Zak Helenske puts to use similar languages to create a thread across different bodies of work. He makes functional pots, installations, and cast iron sculptures. At first glance, these various works and different media may not seem related to one another. However, his different works carry corresponding elements that quietly remind the viewer of his thread of inspirations including architecture, industrial aesthetics, and pattern.

Helenske describes part of his inspiration saying, “I am charmed by the anti-monumental, and challenged by the spatial balance between pottery, architecture, and community.”

Within his pottery, Helenske uses simple, varied cylindrical forms and lightly treated surfaces with remnants of pattern and other line work. The decoration references structures and are reminiscent of blueprints or bridge support cables. By using an atmospheric soda firing method, Helenske sacrifices some control over the outcome of his pottery. This process, though, ties his work together as the soda acts to the porcelain like nature and elements do to architecture.

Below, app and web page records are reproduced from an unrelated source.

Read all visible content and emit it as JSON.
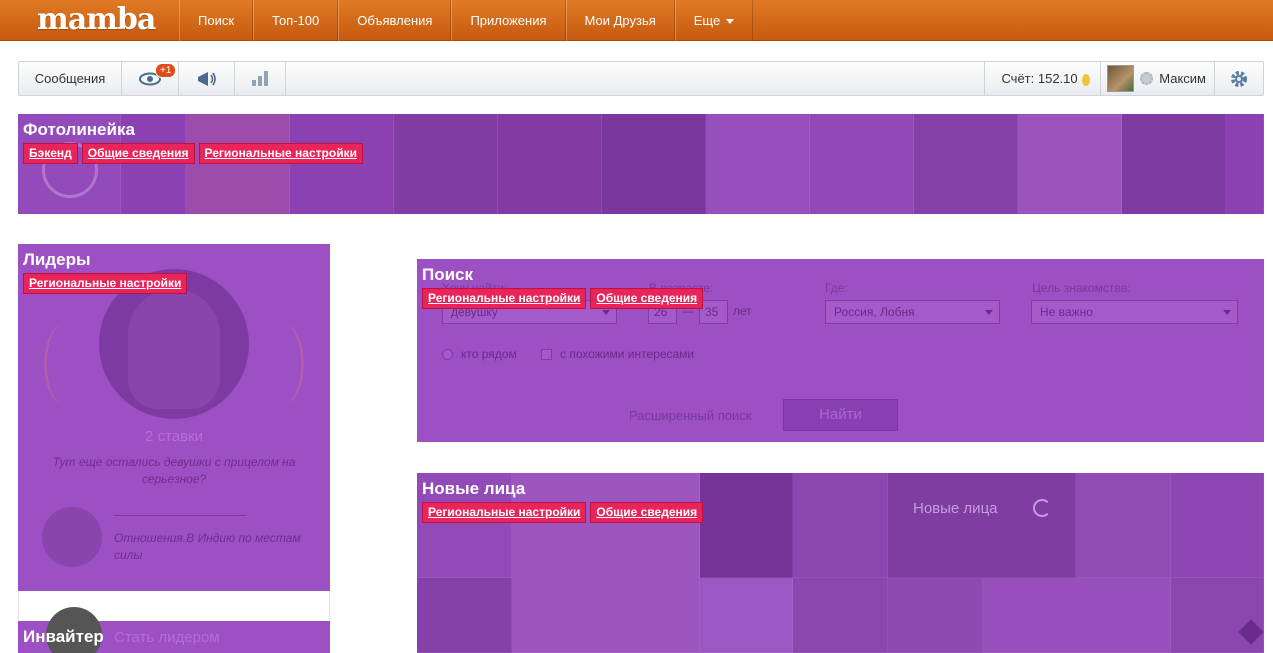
{
  "topnav": {
    "logo": "mamba",
    "items": [
      "Поиск",
      "Топ-100",
      "Объявления",
      "Приложения",
      "Мои Друзья",
      "Еще"
    ]
  },
  "toolbar": {
    "messages": "Сообщения",
    "views_badge": "+1",
    "score": "Счёт: 152.10",
    "user_name": "Максим"
  },
  "photoline": {
    "title": "Фотолинейка",
    "tags": [
      "Бэкенд",
      "Общие сведения",
      "Региональные настройки"
    ]
  },
  "leaders": {
    "title": "Лидеры",
    "tags": [
      "Региональные настройки"
    ],
    "stakes": "2 ставки",
    "prompt": "Тут еще остались девушки с прицелом на серьезное?",
    "note": "Отношения.В Индию по местам силы"
  },
  "inviter": {
    "title": "Инвайтер",
    "become_leader": "Стать лидером"
  },
  "search": {
    "title": "Поиск",
    "tags": [
      "Региональные настройки",
      "Общие сведения"
    ],
    "want_label": "Хочу найти:",
    "want_value": "девушку",
    "age_label": "В возрасте:",
    "age_from": "26",
    "age_to": "35",
    "age_dash": "—",
    "age_unit": "лет",
    "where_label": "Где:",
    "where_value": "Россия, Лобня",
    "goal_label": "Цель знакомства:",
    "goal_value": "Не важно",
    "check_nearby": "кто рядом",
    "check_interests": "с похожими интересами",
    "advanced": "Расширенный поиск",
    "find_button": "Найти"
  },
  "newfaces": {
    "title": "Новые лица",
    "tags": [
      "Региональные настройки",
      "Общие сведения"
    ],
    "inner_label": "Новые лица"
  },
  "colors": {
    "brand_orange": "#d96b1c",
    "overlay_purple": "#9d4fc4",
    "tag_pink": "#e8245a"
  }
}
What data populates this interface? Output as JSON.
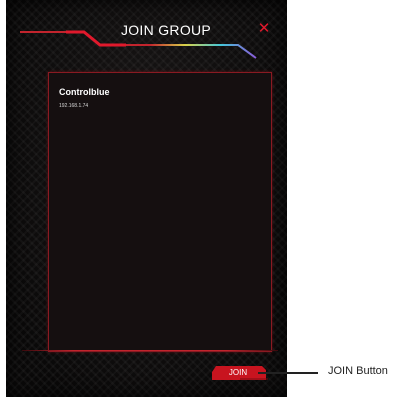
{
  "dialog": {
    "title": "JOIN GROUP",
    "close_icon": "close-icon"
  },
  "groups": [
    {
      "name": "Controlblue",
      "ip": "192.168.1.74"
    }
  ],
  "footer": {
    "join_label": "JOIN"
  },
  "annotation": {
    "label": "JOIN Button"
  },
  "colors": {
    "accent": "#e0192c",
    "panel_border": "#8a1a22",
    "background": "#0e0d0e"
  }
}
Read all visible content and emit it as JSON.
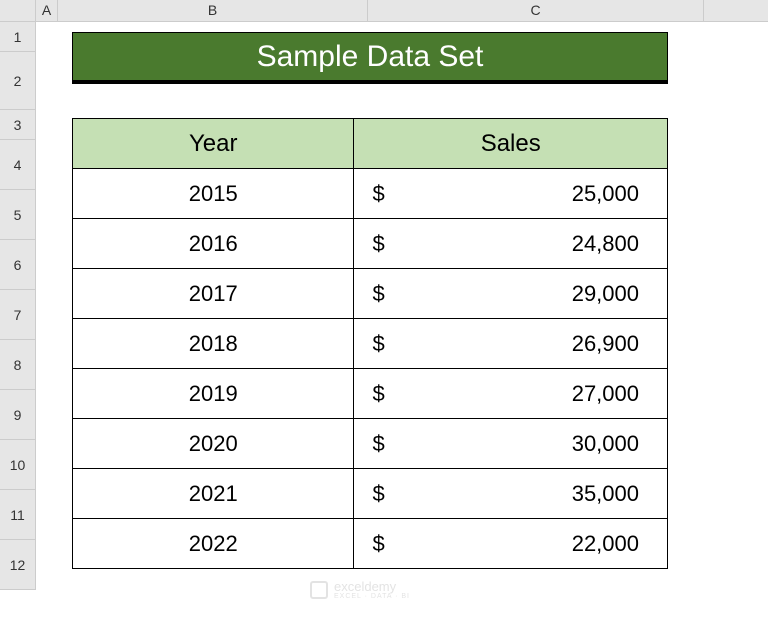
{
  "columns": [
    "A",
    "B",
    "C"
  ],
  "rows": [
    "1",
    "2",
    "3",
    "4",
    "5",
    "6",
    "7",
    "8",
    "9",
    "10",
    "11",
    "12"
  ],
  "title": "Sample Data Set",
  "headers": {
    "year": "Year",
    "sales": "Sales"
  },
  "currency": "$",
  "data": [
    {
      "year": "2015",
      "sales": "25,000"
    },
    {
      "year": "2016",
      "sales": "24,800"
    },
    {
      "year": "2017",
      "sales": "29,000"
    },
    {
      "year": "2018",
      "sales": "26,900"
    },
    {
      "year": "2019",
      "sales": "27,000"
    },
    {
      "year": "2020",
      "sales": "30,000"
    },
    {
      "year": "2021",
      "sales": "35,000"
    },
    {
      "year": "2022",
      "sales": "22,000"
    }
  ],
  "chart_data": {
    "type": "table",
    "title": "Sample Data Set",
    "columns": [
      "Year",
      "Sales"
    ],
    "rows": [
      [
        "2015",
        25000
      ],
      [
        "2016",
        24800
      ],
      [
        "2017",
        29000
      ],
      [
        "2018",
        26900
      ],
      [
        "2019",
        27000
      ],
      [
        "2020",
        30000
      ],
      [
        "2021",
        35000
      ],
      [
        "2022",
        22000
      ]
    ]
  },
  "watermark": {
    "brand": "exceldemy",
    "tagline": "EXCEL · DATA · BI"
  }
}
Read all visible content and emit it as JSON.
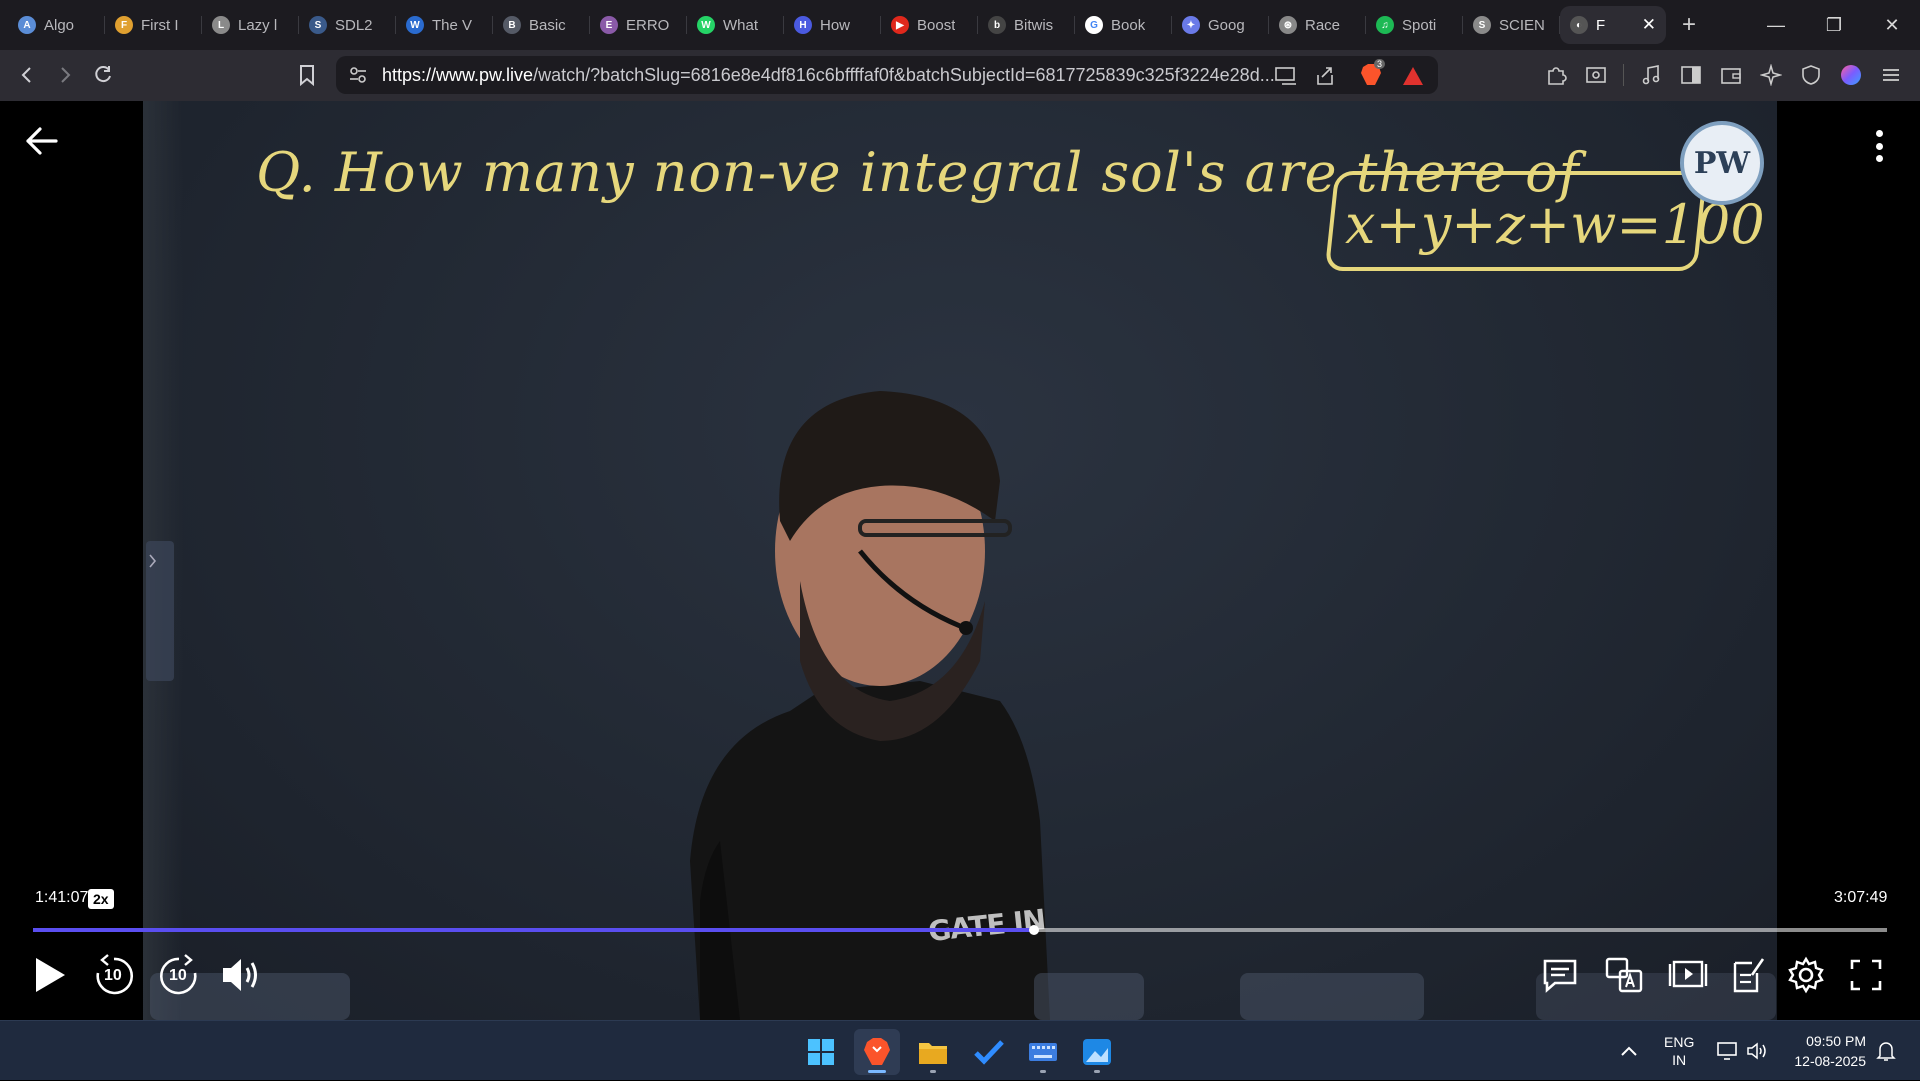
{
  "tabs": [
    {
      "label": "Algo",
      "color": "#5b8dd6",
      "glyph": "A"
    },
    {
      "label": "First I",
      "color": "#e0a030",
      "glyph": "F"
    },
    {
      "label": "Lazy l",
      "color": "#8a8a8a",
      "glyph": "L"
    },
    {
      "label": "SDL2",
      "color": "#3a5a8a",
      "glyph": "S"
    },
    {
      "label": "The V",
      "color": "#2a6bcf",
      "glyph": "W"
    },
    {
      "label": "Basic",
      "color": "#555a66",
      "glyph": "B"
    },
    {
      "label": "ERRO",
      "color": "#8a5aa8",
      "glyph": "E"
    },
    {
      "label": "What",
      "color": "#25d366",
      "glyph": "W"
    },
    {
      "label": "How",
      "color": "#4a5ae0",
      "glyph": "H"
    },
    {
      "label": "Boost",
      "color": "#e0281c",
      "glyph": "▶"
    },
    {
      "label": "Bitwis",
      "color": "#444",
      "glyph": "b"
    },
    {
      "label": "Book",
      "color": "#ffffff",
      "glyph": "G"
    },
    {
      "label": "Goog",
      "color": "#6a7ae8",
      "glyph": "✦"
    },
    {
      "label": "Race",
      "color": "#888",
      "glyph": "⊛"
    },
    {
      "label": "Spoti",
      "color": "#1db954",
      "glyph": "♫"
    },
    {
      "label": "SCIEN",
      "color": "#8a8a8a",
      "glyph": "S"
    }
  ],
  "active_tab": {
    "label": "F",
    "close": "✕"
  },
  "new_tab": "+",
  "window": {
    "minimize": "—",
    "restore": "❐",
    "close": "✕"
  },
  "address": {
    "host": "https://www.pw.live",
    "path": "/watch/?batchSlug=6816e8e4df816c6bffffaf0f&batchSubjectId=6817725839c325f3224e28d...",
    "brave_badge": "3"
  },
  "board": {
    "question": "Q. How many non-ve integral sol's are there of",
    "equation": "x+y+z+w=100",
    "logo": "PW",
    "shirt_text": "GATE IN"
  },
  "player": {
    "current_time": "1:41:07",
    "speed": "2x",
    "total_time": "3:07:49",
    "progress": 0.5399,
    "rewind_label": "10",
    "forward_label": "10"
  },
  "taskbar": {
    "lang_top": "ENG",
    "lang_bottom": "IN",
    "time": "09:50 PM",
    "date": "12-08-2025"
  }
}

Helenske speaks of the importance of pottery, “Pots are a part of our domestic infrastructure, facilitating rituals of beauty, nourishment, and gathering.”


Helenske received his BFA from North Dakota State University and his MFA from Rochester Institute of Technology, School for American Crafts with a concentration in ceramics and ceramic sculpture. He has been an artist in residence in foundries, casting workshops, and ceramics studios, including Pottery Northwest in Seattle, Washington where he now lives and works.

Thanks again to our great Guest writers from Ceramics Artists Now. Make sure to check out their website for more amazing ceramic based artwork.